The remake of the film follows this outline perfectly.
“Point of No Return” is a “Pygmalion” for our angry age. In both stories, an older teacher picks a girl out of the gutter and teaches her new skills. Professor Higgins taught Eliza to act like a lady, and now Bob teaches Maggie to be a lady and a cold-blooded assassin.
Both women get a lot of lessons on how to hold their forks.
Those who saw ‘La Femme Nikita,’ a French-Italian thriller released here in 1991, may have been impressed by how well it duplicated junky American thrillers. It had strong visuals, a pseudo-complex theme of individual freedom, and lots of people dying in bloody slow motion.
Point of No Return, the American remake of Nikita, is a duplication of a duplication: Hollywood, in its infinite wisdom, figures it can make better American pulp than the French can. As it turns out, Hollywood is right.
The first parts of both films are the strongest and the most alike: the opening violence, the woman’s defiance, her relationships with Bob and her Miss Manners mentor, and the climactic “graduation exercise” in which Nikita-Maggie, in a posh restaurant, pumps bullets into a man and his bodyguards.
It is in the restaurant sequence that some differences begin to emerge. John Badham directs with extra energy the fracas, makes it longer and deadlier than the French, and close to Westerns where the protagonist’s aim in unerring, while he/she remains unscathed. This adds to the disbelief, but also to the pleasure of gun battle fanciers.
The film score was composed by Hans Zimmer, with contributions by Nick Glennie-Smith.

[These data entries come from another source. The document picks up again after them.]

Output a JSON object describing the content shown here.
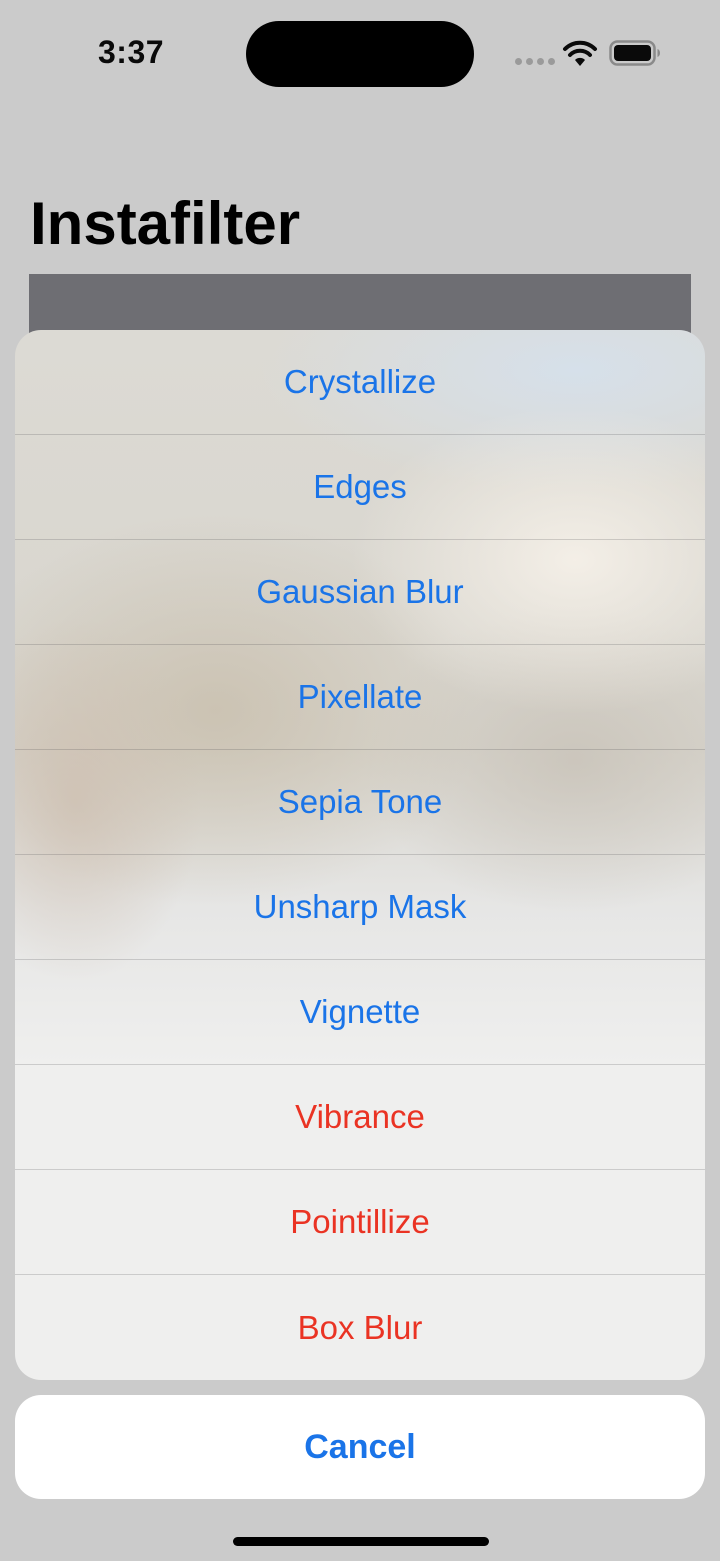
{
  "status_bar": {
    "time": "3:37"
  },
  "header": {
    "title": "Instafilter"
  },
  "action_sheet": {
    "items": [
      {
        "label": "Crystallize",
        "style": "default"
      },
      {
        "label": "Edges",
        "style": "default"
      },
      {
        "label": "Gaussian Blur",
        "style": "default"
      },
      {
        "label": "Pixellate",
        "style": "default"
      },
      {
        "label": "Sepia Tone",
        "style": "default"
      },
      {
        "label": "Unsharp Mask",
        "style": "default"
      },
      {
        "label": "Vignette",
        "style": "default"
      },
      {
        "label": "Vibrance",
        "style": "destructive"
      },
      {
        "label": "Pointillize",
        "style": "destructive"
      },
      {
        "label": "Box Blur",
        "style": "destructive"
      }
    ],
    "cancel_label": "Cancel"
  },
  "colors": {
    "accent": "#1a74e8",
    "destructive": "#ea3323",
    "background": "#cbcbcb"
  },
  "icons": [
    "wifi-icon",
    "battery-icon",
    "cellular-signal-icon"
  ]
}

Maggie/Claudia has a fascination for the singer/pianist/songwriter Nina Simone. Throughout the movie, various songs of Nina’s are used.
“Here Comes the Sun”
“I Want a Little Sugar in My Bowl”
“Wild Is the Wind”
“Black Is the Color (Of My True Love’s Hair)”
Together with the earlier re-release of “My Baby Just Cares for Me” in 1982, the movie helped bring Nina Simone back into the public limelight and made her better known with a younger audience.
“I Want a Little Sugar in My Bowl” lyrics:
I want a little sugar
in my bowl
I want a little sweetness
down in my soul
I could stand some lovin’
Oh so bad
feel so lonely and I feel so sad
I want a little steam
on my clothes
Maybe I can fix things up
so they’ll go
Whatsa matter Daddy
Come on, save my soul
Drop a little sugar in my bowl
I ain’t foolin’
Drop a little sugar in my bowl
Well I want a little sugar in my bowl
I want a little sweetness down in my soul
You been acting strangely
I’ve been told
Mooove me Daddy
I want some sugar in my bowl
Original Soundtrack + Nina Simone Mix
Screenshots from the entire film
Many thanks to DeMonk for her screencaps!